That signaling from Severino may have helped generate the increase in complaints, says Dr. David Stevens, CEO of the Christian Medical & Dental Associations. "Now that there's an actual office opened and it's well-publicized that it's available, people are contacting them," he says.

The Christian Medical & Dental Associations, based in Bristol, Tenn., represents about 19,000 health care workers.

"We're happy to provide compassionate and quality care for anybody that walks in the door as long as we don't become morally complicit in something that violates our conscience," he says. As examples, he mentioned abortion, physician-assisted suicide and gender transitioning.

One reason given for the new rule is that it will help keep health workers from leaving the field. It cites data from a 2009 survey from the Christian Medical & Dental Associations that found 82% of its members say they would "limit the scope of their practice if conscience rules were not in place."

Stevens thinks complaints are increasing because the issues underlying conscience violations are growing. "I think there's a lot more antagonism towards people of faith," he says.

He also thinks there are pent-up concerns from before the Trump administration, when nurses and doctors with issues felt like the Office of Civil Rights wouldn't do anything with their complaints. "The big issue in the past has not been having laws. The big issue was having them enforced," he says.

Former Director of the Office for Civil Rights Jocelyn Samuels takes issue with that characterization. She was Severino's predecessor from 2014 to 2017. "It is wholly inaccurate to say that we abdicated our responsibility to enforce these laws," she says.

Samuels, who now directs the Williams Institute at the UCLA School of Law, notes the average of one complaint a year filed under the provider conscience laws wasn't just in the Obama administration — there were only 10 complaints in the decade from 2005 to 2015.

"I think that the number of complaints that were filed during the Bush and Obama administrations is some indication about the relative scope of the problem of religious refusals," she says.

And she points out that those complaints that the office did receive were "dwarfed by the number of complaints filed under another law."

"When I was the director of OCR we were receiving somewhere upwards of 20,000 complaints under HIPAA and, in addition, we were receiving several thousand civil rights complaints every year," Samuels says.
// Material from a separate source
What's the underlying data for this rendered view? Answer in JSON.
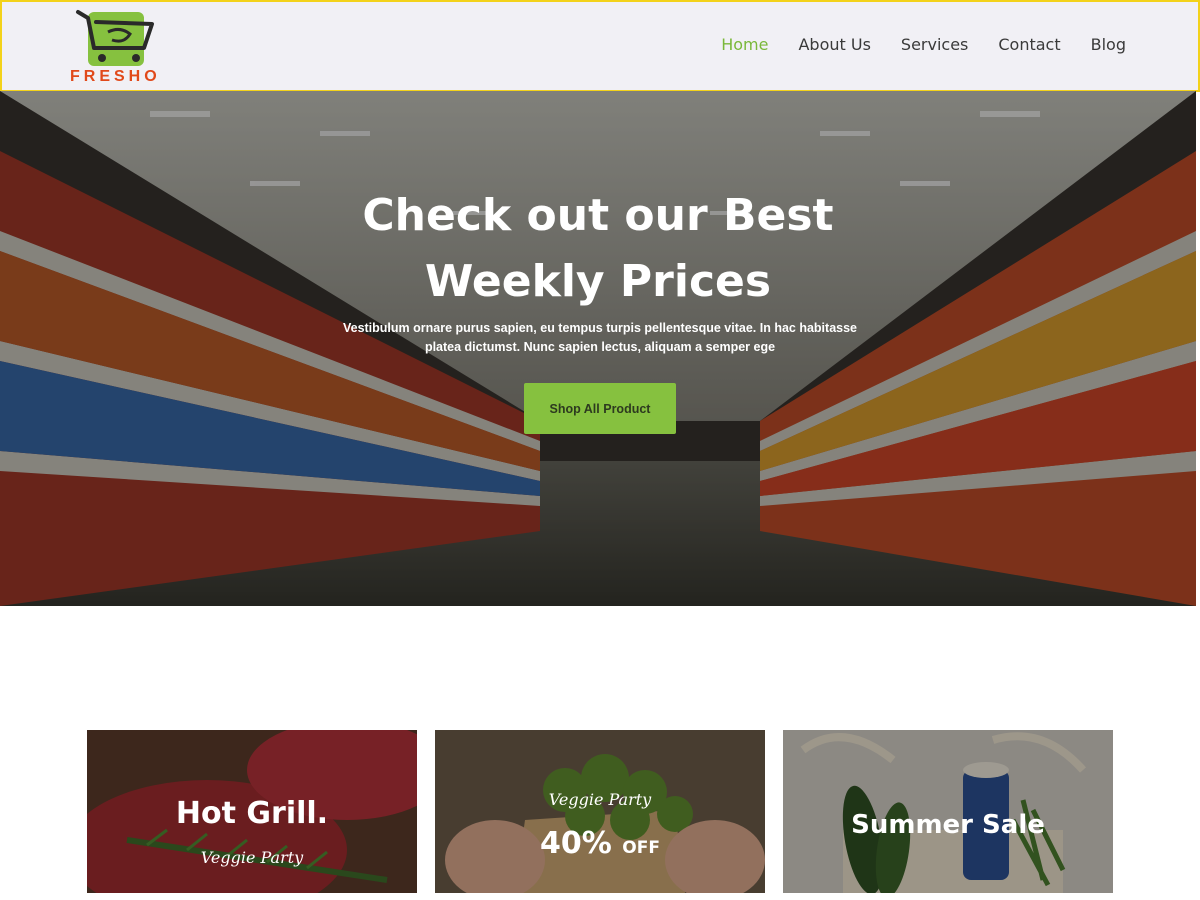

She agrees that the office's publicity around the priority of enforcing provider conscience laws is likely behind the increase in complaints. But rather than welcome that outreach as Stevens does, she worries that it may give health care workers the impression that they can deny any care that offends their religious or moral beliefs.

"So, for example, an orthopedist cannot refuse to set the leg of an LGBTQ patient because the orthopedist disapproves of that person's sexual orientation or gender identity," she says. "The provider conscience laws are very narrowly drafted to authorize medical providers to refuse certain types of care under certain funding streams that HHS provides."

She theorizes that the number of complaints is likely to keep going up because the office has telegraphed that it is expanding the conduct that is covered under these laws.

As NPR reported last week, the new rule offers protection to health care workers who have an "articulable connection to furthering a procedure," meaning even doing tasks that are indirectly related to a procedure. The rule explains: "Scheduling an abortion or preparing a room and the instruments for an abortion are necessary parts of the process of providing an abortion, and it is reasonable to consider performing these actions as constituting 'assistance.' "

"By expanding the scope of protected conduct, you are almost by definition creating a situation in which there could be more allegations of violations," Samuels says.

When asked about the nature of the 343 complaints and why the number may have jumped from previous years, a spokesperson from HHS declined to provide specifics, saying that the office "does not discuss the substance of open complaints or investigations."

Copyright 2021 NPR. To see more, visit https://www.npr.org.

Selena Simmons-Duffin reports on health policy for NPR.